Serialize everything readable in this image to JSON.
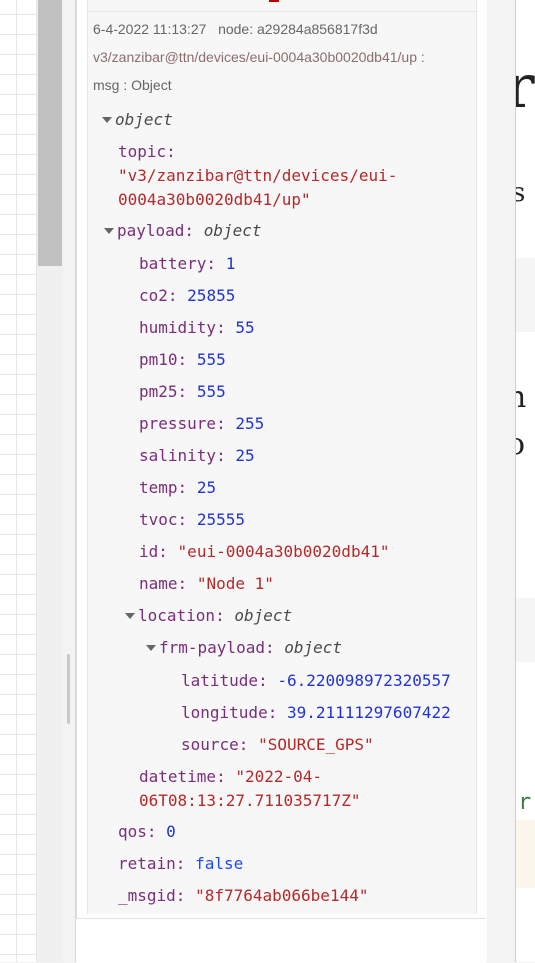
{
  "message": {
    "timestamp": "6-4-2022 11:13:27",
    "node_label": "node: a29284a856817f3d",
    "topic_path": "v3/zanzibar@ttn/devices/eui-0004a30b0020db41/up :",
    "msg_label": "msg : Object"
  },
  "tree": {
    "root_type": "object",
    "topic_key": "topic:",
    "topic_line1": "\"v3/zanzibar@ttn/devices/eui-",
    "topic_line2": "0004a30b0020db41/up\"",
    "payload_key": "payload:",
    "payload_type": "object",
    "battery_key": "battery:",
    "battery": "1",
    "co2_key": "co2:",
    "co2": "25855",
    "humidity_key": "humidity:",
    "humidity": "55",
    "pm10_key": "pm10:",
    "pm10": "555",
    "pm25_key": "pm25:",
    "pm25": "555",
    "pressure_key": "pressure:",
    "pressure": "255",
    "salinity_key": "salinity:",
    "salinity": "25",
    "temp_key": "temp:",
    "temp": "25",
    "tvoc_key": "tvoc:",
    "tvoc": "25555",
    "id_key": "id:",
    "id": "\"eui-0004a30b0020db41\"",
    "name_key": "name:",
    "name": "\"Node 1\"",
    "location_key": "location:",
    "location_type": "object",
    "frm_key": "frm-payload:",
    "frm_type": "object",
    "latitude_key": "latitude:",
    "latitude": "-6.220098972320557",
    "longitude_key": "longitude:",
    "longitude": "39.21111297607422",
    "source_key": "source:",
    "source": "\"SOURCE_GPS\"",
    "datetime_key": "datetime:",
    "datetime_line1": "\"2022-04-",
    "datetime_line2": "06T08:13:27.711035717Z\"",
    "qos_key": "qos:",
    "qos": "0",
    "retain_key": "retain:",
    "retain": "false",
    "msgid_key": "_msgid:",
    "msgid": "\"8f7764ab066be144\""
  },
  "editor": {
    "c1": "r",
    "c2": "s",
    "c3": "n",
    "c4": "o",
    "c5": "r"
  },
  "colors": {
    "key": "#792e79",
    "number": "#2033d6",
    "string": "#b72828",
    "boolean": "#1c48ff"
  }
}
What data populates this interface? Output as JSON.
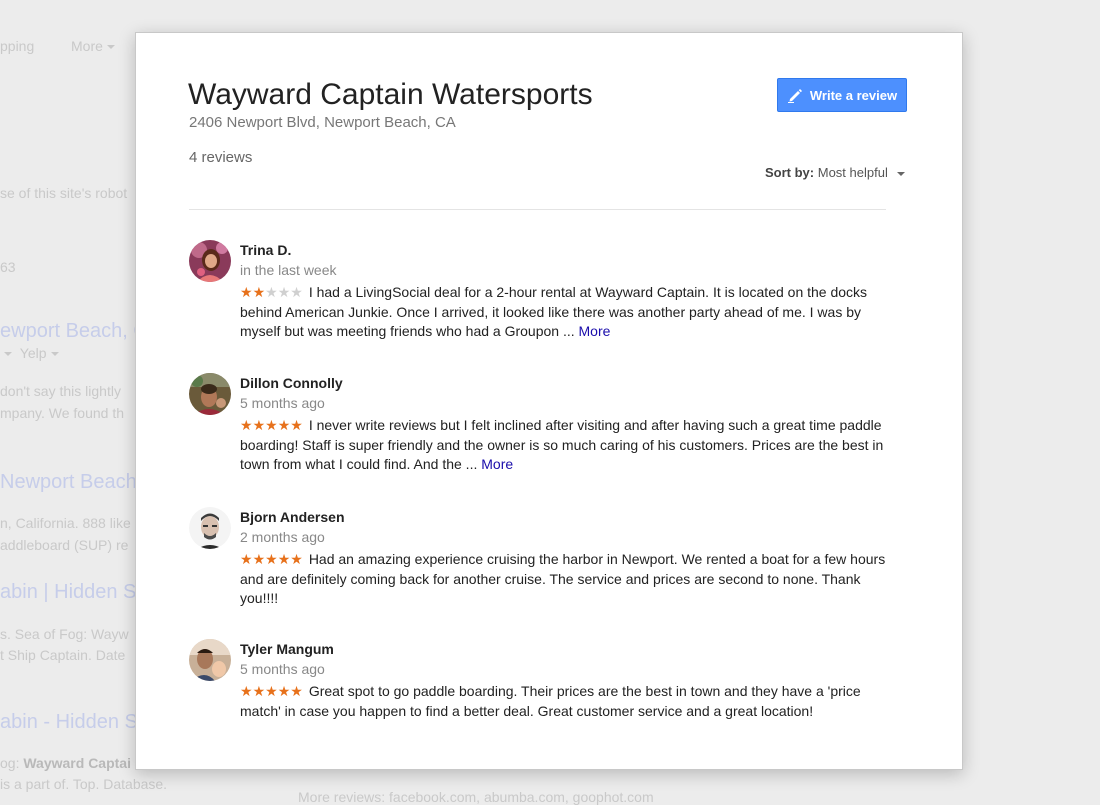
{
  "background": {
    "items": [
      {
        "text": "pping"
      },
      {
        "text": "More"
      },
      {
        "text": "se of this site's robot"
      },
      {
        "text": "63"
      },
      {
        "text": "ewport Beach, C"
      },
      {
        "text": "Yelp"
      },
      {
        "text": "don't say this lightly"
      },
      {
        "text": "mpany. We found th"
      },
      {
        "text": "Newport Beach"
      },
      {
        "text": "n, California. 888 like"
      },
      {
        "text": "addleboard (SUP) re"
      },
      {
        "text": "abin | Hidden St"
      },
      {
        "text": "s. Sea of Fog: Wayw"
      },
      {
        "text": "t Ship Captain. Date"
      },
      {
        "text": "abin - Hidden S"
      },
      {
        "text_prefix": "og: ",
        "text_bold": "Wayward Captai"
      },
      {
        "text": "is a part of. Top. Database."
      },
      {
        "text": "More reviews: facebook.com, abumba.com, goophot.com"
      }
    ]
  },
  "dialog": {
    "title": "Wayward Captain Watersports",
    "address": "2406 Newport Blvd, Newport Beach, CA",
    "review_count": "4 reviews",
    "write_review_label": "Write a review",
    "sort_label": "Sort by:",
    "sort_value": "Most helpful",
    "colors": {
      "accent": "#4d90fe",
      "star": "#e7711b",
      "link": "#1a0dab"
    }
  },
  "reviews": [
    {
      "name": "Trina D.",
      "time": "in the last week",
      "rating": 2,
      "text": "I had a LivingSocial deal for a 2-hour rental at Wayward Captain. It is located on the docks behind American Junkie. Once I arrived, it looked like there was another party ahead of me. I was by myself but was meeting friends who had a Groupon ... ",
      "more": "More"
    },
    {
      "name": "Dillon Connolly",
      "time": "5 months ago",
      "rating": 5,
      "text": "I never write reviews but I felt inclined after visiting and after having such a great time paddle boarding! Staff is super friendly and the owner is so much caring of his customers. Prices are the best in town from what I could find. And the ... ",
      "more": "More"
    },
    {
      "name": "Bjorn Andersen",
      "time": "2 months ago",
      "rating": 5,
      "text": "Had an amazing experience cruising the harbor in Newport. We rented a boat for a few hours and are definitely coming back for another cruise. The service and prices are second to none. Thank you!!!!",
      "more": ""
    },
    {
      "name": "Tyler Mangum",
      "time": "5 months ago",
      "rating": 5,
      "text": "Great spot to go paddle boarding. Their prices are the best in town and they have a 'price match' in case you happen to find a better deal. Great customer service and a great location!",
      "more": ""
    }
  ]
}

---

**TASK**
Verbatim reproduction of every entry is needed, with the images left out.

**ANSWER TO THE EXERCISE**
Serialize everything readable in this image to JSON.
{
  "message": {
    "timestamp": "6-4-2022 11:13:27",
    "node_label": "node: a29284a856817f3d",
    "topic_path": "v3/zanzibar@ttn/devices/eui-0004a30b0020db41/up :",
    "msg_label": "msg : Object"
  },
  "tree": {
    "root_type": "object",
    "topic_key": "topic:",
    "topic_line1": "\"v3/zanzibar@ttn/devices/eui-",
    "topic_line2": "0004a30b0020db41/up\"",
    "payload_key": "payload:",
    "payload_type": "object",
    "battery_key": "battery:",
    "battery": "1",
    "co2_key": "co2:",
    "co2": "25855",
    "humidity_key": "humidity:",
    "humidity": "55",
    "pm10_key": "pm10:",
    "pm10": "555",
    "pm25_key": "pm25:",
    "pm25": "555",
    "pressure_key": "pressure:",
    "pressure": "255",
    "salinity_key": "salinity:",
    "salinity": "25",
    "temp_key": "temp:",
    "temp": "25",
    "tvoc_key": "tvoc:",
    "tvoc": "25555",
    "id_key": "id:",
    "id": "\"eui-0004a30b0020db41\"",
    "name_key": "name:",
    "name": "\"Node 1\"",
    "location_key": "location:",
    "location_type": "object",
    "frm_key": "frm-payload:",
    "frm_type": "object",
    "latitude_key": "latitude:",
    "latitude": "-6.220098972320557",
    "longitude_key": "longitude:",
    "longitude": "39.21111297607422",
    "source_key": "source:",
    "source": "\"SOURCE_GPS\"",
    "datetime_key": "datetime:",
    "datetime_line1": "\"2022-04-",
    "datetime_line2": "06T08:13:27.711035717Z\"",
    "qos_key": "qos:",
    "qos": "0",
    "retain_key": "retain:",
    "retain": "false",
    "msgid_key": "_msgid:",
    "msgid": "\"8f7764ab066be144\""
  },
  "editor": {
    "c1": "r",
    "c2": "s",
    "c3": "n",
    "c4": "o",
    "c5": "r"
  },
  "colors": {
    "key": "#792e79",
    "number": "#2033d6",
    "string": "#b72828",
    "boolean": "#1c48ff"
  }
}
What data populates this interface? Output as JSON.
{
  "background": {
    "items": [
      {
        "text": "pping"
      },
      {
        "text": "More"
      },
      {
        "text": "se of this site's robot"
      },
      {
        "text": "63"
      },
      {
        "text": "ewport Beach, C"
      },
      {
        "text": "Yelp"
      },
      {
        "text": "don't say this lightly"
      },
      {
        "text": "mpany. We found th"
      },
      {
        "text": "Newport Beach"
      },
      {
        "text": "n, California. 888 like"
      },
      {
        "text": "addleboard (SUP) re"
      },
      {
        "text": "abin | Hidden St"
      },
      {
        "text": "s. Sea of Fog: Wayw"
      },
      {
        "text": "t Ship Captain. Date"
      },
      {
        "text": "abin - Hidden S"
      },
      {
        "text_prefix": "og: ",
        "text_bold": "Wayward Captai"
      },
      {
        "text": "is a part of. Top. Database."
      },
      {
        "text": "More reviews: facebook.com, abumba.com, goophot.com"
      }
    ]
  },
  "dialog": {
    "title": "Wayward Captain Watersports",
    "address": "2406 Newport Blvd, Newport Beach, CA",
    "review_count": "4 reviews",
    "write_review_label": "Write a review",
    "sort_label": "Sort by:",
    "sort_value": "Most helpful",
    "colors": {
      "accent": "#4d90fe",
      "star": "#e7711b",
      "link": "#1a0dab"
    }
  },
  "reviews": [
    {
      "name": "Trina D.",
      "time": "in the last week",
      "rating": 2,
      "text": "I had a LivingSocial deal for a 2-hour rental at Wayward Captain. It is located on the docks behind American Junkie. Once I arrived, it looked like there was another party ahead of me. I was by myself but was meeting friends who had a Groupon ... ",
      "more": "More"
    },
    {
      "name": "Dillon Connolly",
      "time": "5 months ago",
      "rating": 5,
      "text": "I never write reviews but I felt inclined after visiting and after having such a great time paddle boarding! Staff is super friendly and the owner is so much caring of his customers. Prices are the best in town from what I could find. And the ... ",
      "more": "More"
    },
    {
      "name": "Bjorn Andersen",
      "time": "2 months ago",
      "rating": 5,
      "text": "Had an amazing experience cruising the harbor in Newport. We rented a boat for a few hours and are definitely coming back for another cruise. The service and prices are second to none. Thank you!!!!",
      "more": ""
    },
    {
      "name": "Tyler Mangum",
      "time": "5 months ago",
      "rating": 5,
      "text": "Great spot to go paddle boarding. Their prices are the best in town and they have a 'price match' in case you happen to find a better deal. Great customer service and a great location!",
      "more": ""
    }
  ]
}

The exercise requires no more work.